▶ EXERCISE PROMPT
In the listing below, tally each line that contains "Microsoft". Reply with the total only.

▶ DATA EXCERPTS
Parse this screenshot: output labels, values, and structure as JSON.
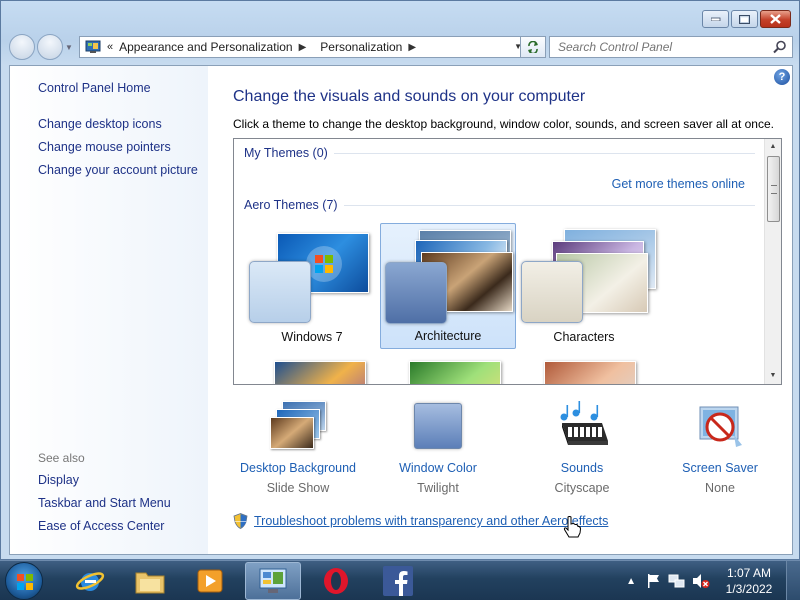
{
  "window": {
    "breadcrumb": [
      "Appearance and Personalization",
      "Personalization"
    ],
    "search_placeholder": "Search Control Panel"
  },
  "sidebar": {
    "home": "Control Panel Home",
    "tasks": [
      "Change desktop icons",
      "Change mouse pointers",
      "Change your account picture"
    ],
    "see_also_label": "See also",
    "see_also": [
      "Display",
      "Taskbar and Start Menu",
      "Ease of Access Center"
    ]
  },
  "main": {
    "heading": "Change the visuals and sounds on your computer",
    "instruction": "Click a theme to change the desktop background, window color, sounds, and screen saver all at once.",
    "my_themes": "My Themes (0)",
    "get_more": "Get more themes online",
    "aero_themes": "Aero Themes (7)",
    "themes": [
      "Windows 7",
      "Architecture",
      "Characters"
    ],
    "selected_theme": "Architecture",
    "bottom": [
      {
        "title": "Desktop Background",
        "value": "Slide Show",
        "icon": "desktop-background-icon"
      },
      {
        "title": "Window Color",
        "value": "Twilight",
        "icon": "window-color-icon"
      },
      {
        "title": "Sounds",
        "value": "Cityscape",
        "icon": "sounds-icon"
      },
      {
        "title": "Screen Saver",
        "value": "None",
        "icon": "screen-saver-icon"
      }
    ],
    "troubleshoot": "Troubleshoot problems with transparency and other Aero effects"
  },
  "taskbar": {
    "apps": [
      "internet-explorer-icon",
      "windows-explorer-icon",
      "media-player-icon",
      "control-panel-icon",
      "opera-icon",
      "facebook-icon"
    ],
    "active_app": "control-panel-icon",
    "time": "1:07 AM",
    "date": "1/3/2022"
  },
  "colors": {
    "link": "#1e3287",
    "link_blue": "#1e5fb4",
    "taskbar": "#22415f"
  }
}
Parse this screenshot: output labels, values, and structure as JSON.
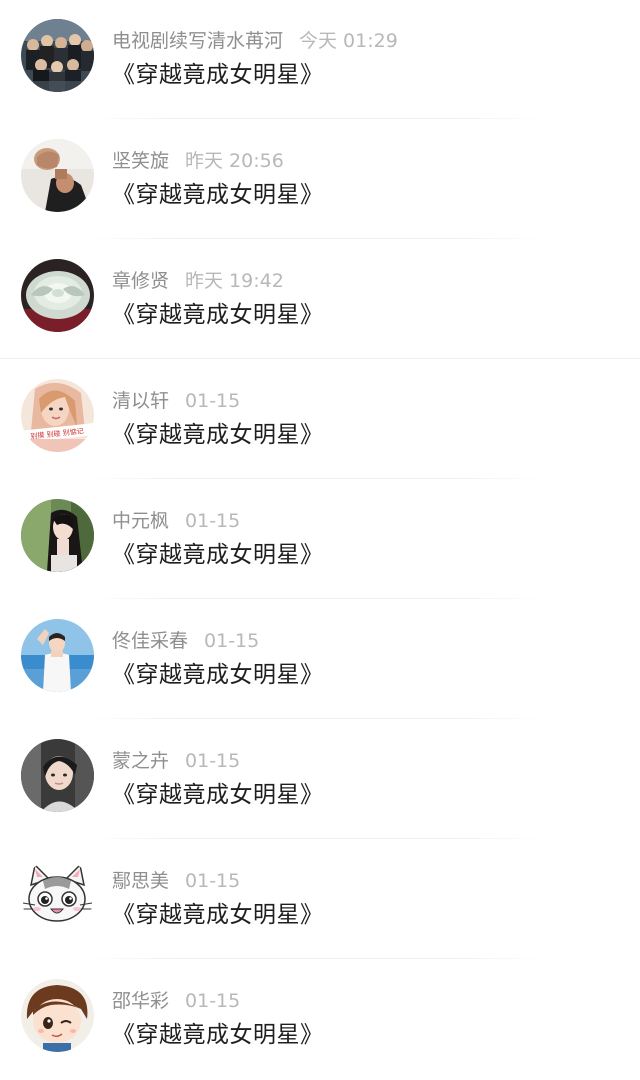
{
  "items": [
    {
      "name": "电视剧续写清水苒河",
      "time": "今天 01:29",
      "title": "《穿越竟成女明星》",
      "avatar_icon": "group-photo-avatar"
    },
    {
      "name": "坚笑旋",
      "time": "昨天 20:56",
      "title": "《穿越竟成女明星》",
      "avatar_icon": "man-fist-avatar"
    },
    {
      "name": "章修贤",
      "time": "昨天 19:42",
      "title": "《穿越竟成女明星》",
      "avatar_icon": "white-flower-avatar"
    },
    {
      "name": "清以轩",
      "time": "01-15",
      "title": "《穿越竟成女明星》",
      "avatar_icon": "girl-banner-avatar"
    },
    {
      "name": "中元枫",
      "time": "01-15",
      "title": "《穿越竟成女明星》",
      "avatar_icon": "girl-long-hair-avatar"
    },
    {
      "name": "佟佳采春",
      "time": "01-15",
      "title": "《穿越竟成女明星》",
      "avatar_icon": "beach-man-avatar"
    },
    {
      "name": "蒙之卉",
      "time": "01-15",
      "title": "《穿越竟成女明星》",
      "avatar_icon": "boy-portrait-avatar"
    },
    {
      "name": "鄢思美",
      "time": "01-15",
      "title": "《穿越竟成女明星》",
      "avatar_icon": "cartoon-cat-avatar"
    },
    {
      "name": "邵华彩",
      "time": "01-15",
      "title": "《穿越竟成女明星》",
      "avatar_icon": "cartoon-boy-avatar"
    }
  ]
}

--

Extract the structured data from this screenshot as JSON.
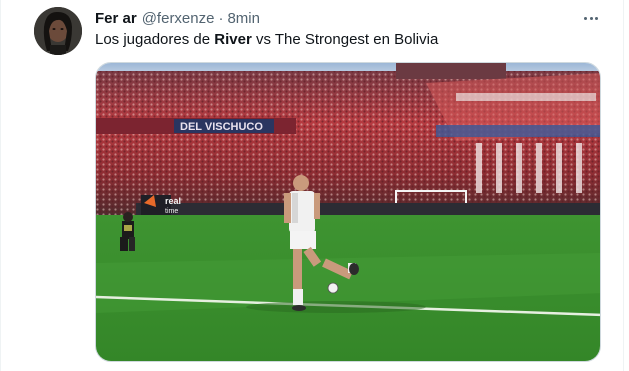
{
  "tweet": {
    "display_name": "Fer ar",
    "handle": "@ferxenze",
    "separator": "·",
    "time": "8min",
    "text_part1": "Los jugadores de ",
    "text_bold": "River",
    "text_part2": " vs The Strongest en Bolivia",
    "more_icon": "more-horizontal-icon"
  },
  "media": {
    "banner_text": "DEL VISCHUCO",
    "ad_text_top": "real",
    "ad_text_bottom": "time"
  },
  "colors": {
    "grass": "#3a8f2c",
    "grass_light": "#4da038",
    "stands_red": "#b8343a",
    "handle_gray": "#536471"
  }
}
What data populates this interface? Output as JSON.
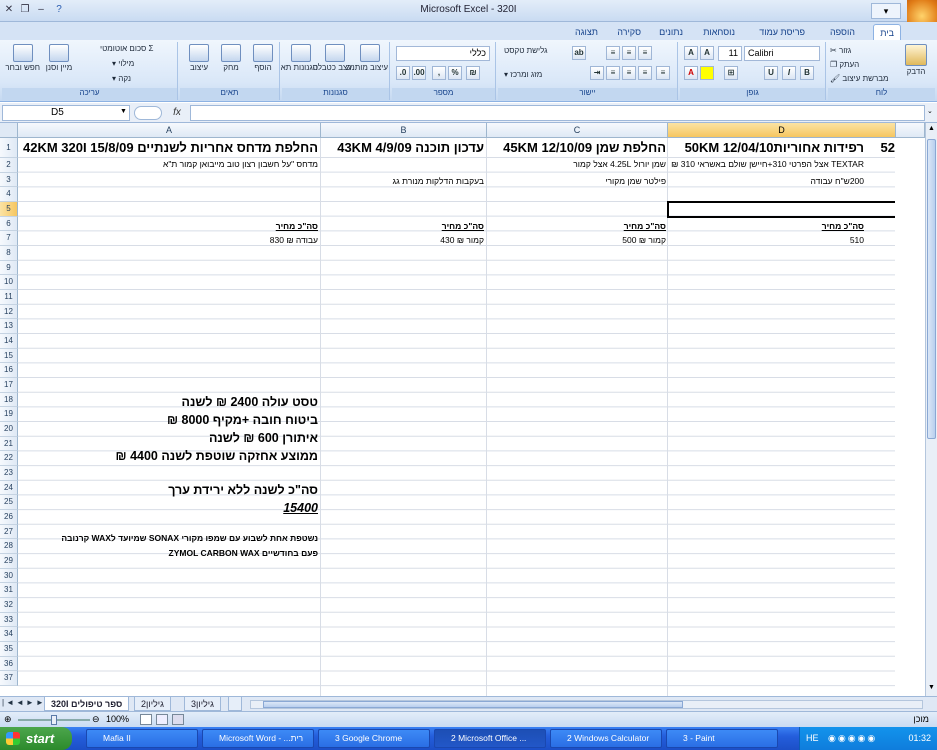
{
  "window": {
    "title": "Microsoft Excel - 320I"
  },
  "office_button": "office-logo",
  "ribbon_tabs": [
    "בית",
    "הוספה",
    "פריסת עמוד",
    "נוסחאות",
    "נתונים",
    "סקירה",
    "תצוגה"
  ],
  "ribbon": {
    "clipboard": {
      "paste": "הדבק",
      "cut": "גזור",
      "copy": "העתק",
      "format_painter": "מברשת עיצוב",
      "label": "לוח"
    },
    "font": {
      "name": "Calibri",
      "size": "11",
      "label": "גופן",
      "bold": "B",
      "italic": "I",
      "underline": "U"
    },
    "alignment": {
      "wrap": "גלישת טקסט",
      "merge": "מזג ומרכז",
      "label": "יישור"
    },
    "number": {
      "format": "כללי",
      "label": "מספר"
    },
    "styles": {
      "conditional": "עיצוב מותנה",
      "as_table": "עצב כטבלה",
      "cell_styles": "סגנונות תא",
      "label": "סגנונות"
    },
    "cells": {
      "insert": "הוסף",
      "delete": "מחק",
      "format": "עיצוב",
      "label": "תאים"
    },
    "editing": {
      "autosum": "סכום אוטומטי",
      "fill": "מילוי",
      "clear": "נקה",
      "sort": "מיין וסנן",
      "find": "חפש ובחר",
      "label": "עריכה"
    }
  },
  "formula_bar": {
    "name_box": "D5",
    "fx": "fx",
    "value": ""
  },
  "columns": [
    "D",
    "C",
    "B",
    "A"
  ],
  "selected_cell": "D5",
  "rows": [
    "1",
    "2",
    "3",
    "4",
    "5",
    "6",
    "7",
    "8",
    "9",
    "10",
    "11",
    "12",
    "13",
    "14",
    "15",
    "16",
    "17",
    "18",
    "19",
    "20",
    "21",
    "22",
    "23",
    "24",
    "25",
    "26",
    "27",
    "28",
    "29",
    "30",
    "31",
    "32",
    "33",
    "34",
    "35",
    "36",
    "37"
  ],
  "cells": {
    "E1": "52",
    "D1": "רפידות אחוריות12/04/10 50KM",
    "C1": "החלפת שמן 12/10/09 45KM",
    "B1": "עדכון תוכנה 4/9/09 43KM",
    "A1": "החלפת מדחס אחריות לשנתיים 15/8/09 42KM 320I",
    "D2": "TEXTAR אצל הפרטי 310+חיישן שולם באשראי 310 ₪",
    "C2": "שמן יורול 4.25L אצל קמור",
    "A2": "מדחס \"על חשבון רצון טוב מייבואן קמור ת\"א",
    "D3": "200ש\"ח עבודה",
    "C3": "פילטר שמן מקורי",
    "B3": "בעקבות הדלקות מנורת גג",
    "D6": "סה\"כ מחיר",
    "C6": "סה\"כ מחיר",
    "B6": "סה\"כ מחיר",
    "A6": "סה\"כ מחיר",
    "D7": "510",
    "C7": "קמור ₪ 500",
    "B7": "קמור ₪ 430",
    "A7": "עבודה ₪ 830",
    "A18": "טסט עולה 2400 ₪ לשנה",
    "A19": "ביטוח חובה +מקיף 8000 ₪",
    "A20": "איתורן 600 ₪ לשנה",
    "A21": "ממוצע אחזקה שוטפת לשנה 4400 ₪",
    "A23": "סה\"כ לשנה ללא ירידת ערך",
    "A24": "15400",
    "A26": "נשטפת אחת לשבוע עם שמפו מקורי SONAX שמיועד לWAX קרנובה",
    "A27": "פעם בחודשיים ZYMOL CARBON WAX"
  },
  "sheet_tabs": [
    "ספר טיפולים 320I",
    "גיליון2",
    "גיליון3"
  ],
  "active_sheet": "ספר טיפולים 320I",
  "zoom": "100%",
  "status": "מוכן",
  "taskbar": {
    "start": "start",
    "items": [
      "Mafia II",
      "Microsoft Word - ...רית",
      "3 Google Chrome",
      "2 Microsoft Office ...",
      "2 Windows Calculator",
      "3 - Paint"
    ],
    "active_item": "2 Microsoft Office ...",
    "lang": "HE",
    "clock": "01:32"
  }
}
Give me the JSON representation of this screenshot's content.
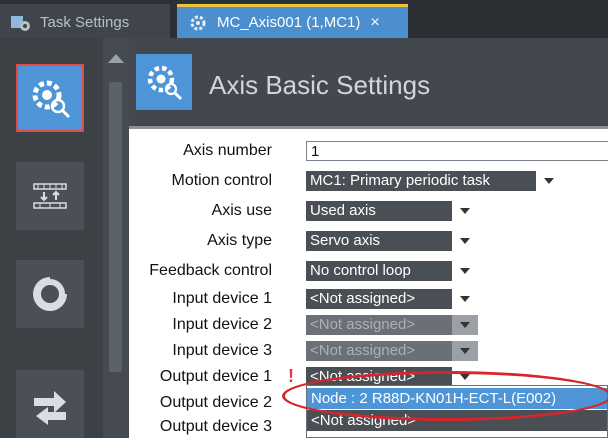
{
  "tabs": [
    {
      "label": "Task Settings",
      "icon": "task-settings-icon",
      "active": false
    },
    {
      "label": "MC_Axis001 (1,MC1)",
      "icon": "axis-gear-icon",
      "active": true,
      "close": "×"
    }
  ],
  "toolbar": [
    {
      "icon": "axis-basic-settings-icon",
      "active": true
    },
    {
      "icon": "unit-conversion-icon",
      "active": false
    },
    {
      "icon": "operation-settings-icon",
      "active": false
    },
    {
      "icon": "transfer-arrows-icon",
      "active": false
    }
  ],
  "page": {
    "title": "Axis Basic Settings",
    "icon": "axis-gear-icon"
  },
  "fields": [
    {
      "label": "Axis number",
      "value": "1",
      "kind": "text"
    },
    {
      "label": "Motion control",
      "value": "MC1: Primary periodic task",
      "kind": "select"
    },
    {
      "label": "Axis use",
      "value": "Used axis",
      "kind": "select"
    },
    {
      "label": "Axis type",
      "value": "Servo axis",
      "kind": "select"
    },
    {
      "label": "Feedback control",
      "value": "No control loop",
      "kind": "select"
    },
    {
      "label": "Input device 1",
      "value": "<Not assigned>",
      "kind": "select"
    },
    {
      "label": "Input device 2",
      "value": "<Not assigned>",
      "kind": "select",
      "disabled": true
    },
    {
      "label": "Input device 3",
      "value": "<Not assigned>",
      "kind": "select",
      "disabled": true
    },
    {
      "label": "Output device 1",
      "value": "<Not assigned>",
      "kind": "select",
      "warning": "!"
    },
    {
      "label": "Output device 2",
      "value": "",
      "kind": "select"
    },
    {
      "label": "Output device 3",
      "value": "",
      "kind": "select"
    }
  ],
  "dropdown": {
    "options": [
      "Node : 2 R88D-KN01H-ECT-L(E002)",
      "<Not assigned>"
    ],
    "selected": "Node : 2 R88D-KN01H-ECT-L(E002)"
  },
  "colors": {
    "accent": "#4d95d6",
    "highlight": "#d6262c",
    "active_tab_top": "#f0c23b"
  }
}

▶ EXERCISE RESULT
4